Please return each entry that follows exactly as written, and keep the pictures out.

-------- Supplied material --------

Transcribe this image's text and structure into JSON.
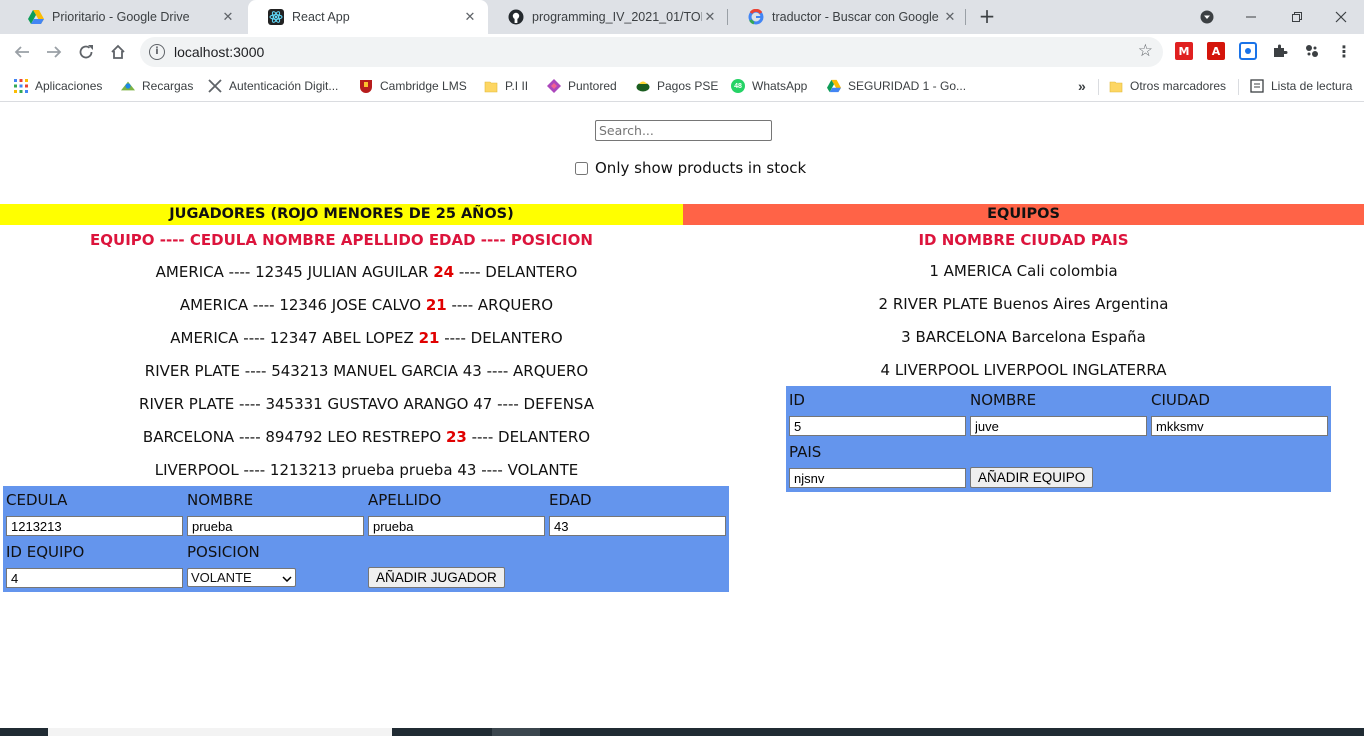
{
  "browser": {
    "tabs": [
      {
        "label": "Prioritario - Google Drive",
        "icon": "google-drive-icon",
        "active": false
      },
      {
        "label": "React App",
        "icon": "react-icon",
        "active": true
      },
      {
        "label": "programming_IV_2021_01/TODO",
        "icon": "github-icon",
        "active": false
      },
      {
        "label": "traductor - Buscar con Google",
        "icon": "google-icon",
        "active": false
      }
    ],
    "new_tab": "+",
    "url": "localhost:3000",
    "bookmarks": [
      {
        "label": "Aplicaciones",
        "icon": "apps-grid-icon"
      },
      {
        "label": "Recargas",
        "icon": "recargas-icon"
      },
      {
        "label": "Autenticación Digit...",
        "icon": "autenticacion-icon"
      },
      {
        "label": "Cambridge LMS",
        "icon": "cambridge-icon"
      },
      {
        "label": "P.I II",
        "icon": "folder-icon"
      },
      {
        "label": "Puntored",
        "icon": "puntored-icon"
      },
      {
        "label": "Pagos PSE",
        "icon": "pse-icon"
      },
      {
        "label": "WhatsApp",
        "icon": "whatsapp-icon"
      },
      {
        "label": "SEGURIDAD 1 - Go...",
        "icon": "google-drive-icon"
      }
    ],
    "bookmarks_overflow": "»",
    "other_bookmarks": "Otros marcadores",
    "reading_list": "Lista de lectura",
    "colors": {
      "tabstrip": "#dee1e6",
      "omnibox": "#f1f3f4"
    }
  },
  "search": {
    "placeholder": "Search...",
    "value": ""
  },
  "stock_filter": {
    "label": "Only show products in stock",
    "checked": false
  },
  "jugadores": {
    "title": "JUGADORES (ROJO MENORES DE 25 AÑOS)",
    "header_color": "#ffff00",
    "columns": "EQUIPO ---- CEDULA NOMBRE APELLIDO EDAD ---- POSICION",
    "rows": [
      {
        "before": "AMERICA ---- 12345 JULIAN AGUILAR",
        "age": "24",
        "after": "---- DELANTERO",
        "young": true
      },
      {
        "before": "AMERICA ---- 12346 JOSE CALVO",
        "age": "21",
        "after": "---- ARQUERO",
        "young": true
      },
      {
        "before": "AMERICA ---- 12347 ABEL LOPEZ",
        "age": "21",
        "after": "---- DELANTERO",
        "young": true
      },
      {
        "before": "RIVER PLATE ---- 543213 MANUEL GARCIA",
        "age": "43",
        "after": "---- ARQUERO",
        "young": false
      },
      {
        "before": "RIVER PLATE ---- 345331 GUSTAVO ARANGO",
        "age": "47",
        "after": "---- DEFENSA",
        "young": false
      },
      {
        "before": "BARCELONA ---- 894792 LEO RESTREPO",
        "age": "23",
        "after": "---- DELANTERO",
        "young": true
      },
      {
        "before": "LIVERPOOL ---- 1213213 prueba prueba",
        "age": "43",
        "after": "---- VOLANTE",
        "young": false
      }
    ],
    "form": {
      "cedula_label": "CEDULA",
      "cedula_value": "1213213",
      "nombre_label": "NOMBRE",
      "nombre_value": "prueba",
      "apellido_label": "APELLIDO",
      "apellido_value": "prueba",
      "edad_label": "EDAD",
      "edad_value": "43",
      "id_equipo_label": "ID EQUIPO",
      "id_equipo_value": "4",
      "posicion_label": "POSICION",
      "posicion_value": "VOLANTE",
      "submit_label": "AÑADIR JUGADOR"
    }
  },
  "equipos": {
    "title": "EQUIPOS",
    "header_color": "#ff6347",
    "columns": "ID NOMBRE CIUDAD PAIS",
    "rows": [
      "1 AMERICA Cali colombia",
      "2 RIVER PLATE Buenos Aires Argentina",
      "3 BARCELONA Barcelona España",
      "4 LIVERPOOL LIVERPOOL INGLATERRA"
    ],
    "form": {
      "id_label": "ID",
      "id_value": "5",
      "nombre_label": "NOMBRE",
      "nombre_value": "juve",
      "ciudad_label": "CIUDAD",
      "ciudad_value": "mkksmv",
      "pais_label": "PAIS",
      "pais_value": "njsnv",
      "submit_label": "AÑADIR EQUIPO"
    }
  },
  "form_color": "#6495ed"
}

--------

(Result below)
Transcribe this image's text and structure into JSON.
{
  "browser": {
    "tabs": [
      {
        "label": "Prioritario - Google Drive",
        "icon": "google-drive-icon",
        "active": false
      },
      {
        "label": "React App",
        "icon": "react-icon",
        "active": true
      },
      {
        "label": "programming_IV_2021_01/TODO",
        "icon": "github-icon",
        "active": false
      },
      {
        "label": "traductor - Buscar con Google",
        "icon": "google-icon",
        "active": false
      }
    ],
    "new_tab": "+",
    "url": "localhost:3000",
    "bookmarks": [
      {
        "label": "Aplicaciones",
        "icon": "apps-grid-icon"
      },
      {
        "label": "Recargas",
        "icon": "recargas-icon"
      },
      {
        "label": "Autenticación Digit...",
        "icon": "autenticacion-icon"
      },
      {
        "label": "Cambridge LMS",
        "icon": "cambridge-icon"
      },
      {
        "label": "P.I II",
        "icon": "folder-icon"
      },
      {
        "label": "Puntored",
        "icon": "puntored-icon"
      },
      {
        "label": "Pagos PSE",
        "icon": "pse-icon"
      },
      {
        "label": "WhatsApp",
        "icon": "whatsapp-icon"
      },
      {
        "label": "SEGURIDAD 1 - Go...",
        "icon": "google-drive-icon"
      }
    ],
    "bookmarks_overflow": "»",
    "other_bookmarks": "Otros marcadores",
    "reading_list": "Lista de lectura",
    "colors": {
      "tabstrip": "#dee1e6",
      "omnibox": "#f1f3f4"
    }
  },
  "search": {
    "placeholder": "Search...",
    "value": ""
  },
  "stock_filter": {
    "label": "Only show products in stock",
    "checked": false
  },
  "jugadores": {
    "title": "JUGADORES (ROJO MENORES DE 25 AÑOS)",
    "header_color": "#ffff00",
    "columns": "EQUIPO ---- CEDULA NOMBRE APELLIDO EDAD ---- POSICION",
    "rows": [
      {
        "before": "AMERICA ---- 12345 JULIAN AGUILAR",
        "age": "24",
        "after": "---- DELANTERO",
        "young": true
      },
      {
        "before": "AMERICA ---- 12346 JOSE CALVO",
        "age": "21",
        "after": "---- ARQUERO",
        "young": true
      },
      {
        "before": "AMERICA ---- 12347 ABEL LOPEZ",
        "age": "21",
        "after": "---- DELANTERO",
        "young": true
      },
      {
        "before": "RIVER PLATE ---- 543213 MANUEL GARCIA",
        "age": "43",
        "after": "---- ARQUERO",
        "young": false
      },
      {
        "before": "RIVER PLATE ---- 345331 GUSTAVO ARANGO",
        "age": "47",
        "after": "---- DEFENSA",
        "young": false
      },
      {
        "before": "BARCELONA ---- 894792 LEO RESTREPO",
        "age": "23",
        "after": "---- DELANTERO",
        "young": true
      },
      {
        "before": "LIVERPOOL ---- 1213213 prueba prueba",
        "age": "43",
        "after": "---- VOLANTE",
        "young": false
      }
    ],
    "form": {
      "cedula_label": "CEDULA",
      "cedula_value": "1213213",
      "nombre_label": "NOMBRE",
      "nombre_value": "prueba",
      "apellido_label": "APELLIDO",
      "apellido_value": "prueba",
      "edad_label": "EDAD",
      "edad_value": "43",
      "id_equipo_label": "ID EQUIPO",
      "id_equipo_value": "4",
      "posicion_label": "POSICION",
      "posicion_value": "VOLANTE",
      "submit_label": "AÑADIR JUGADOR"
    }
  },
  "equipos": {
    "title": "EQUIPOS",
    "header_color": "#ff6347",
    "columns": "ID NOMBRE CIUDAD PAIS",
    "rows": [
      "1 AMERICA Cali colombia",
      "2 RIVER PLATE Buenos Aires Argentina",
      "3 BARCELONA Barcelona España",
      "4 LIVERPOOL LIVERPOOL INGLATERRA"
    ],
    "form": {
      "id_label": "ID",
      "id_value": "5",
      "nombre_label": "NOMBRE",
      "nombre_value": "juve",
      "ciudad_label": "CIUDAD",
      "ciudad_value": "mkksmv",
      "pais_label": "PAIS",
      "pais_value": "njsnv",
      "submit_label": "AÑADIR EQUIPO"
    }
  },
  "form_color": "#6495ed"
}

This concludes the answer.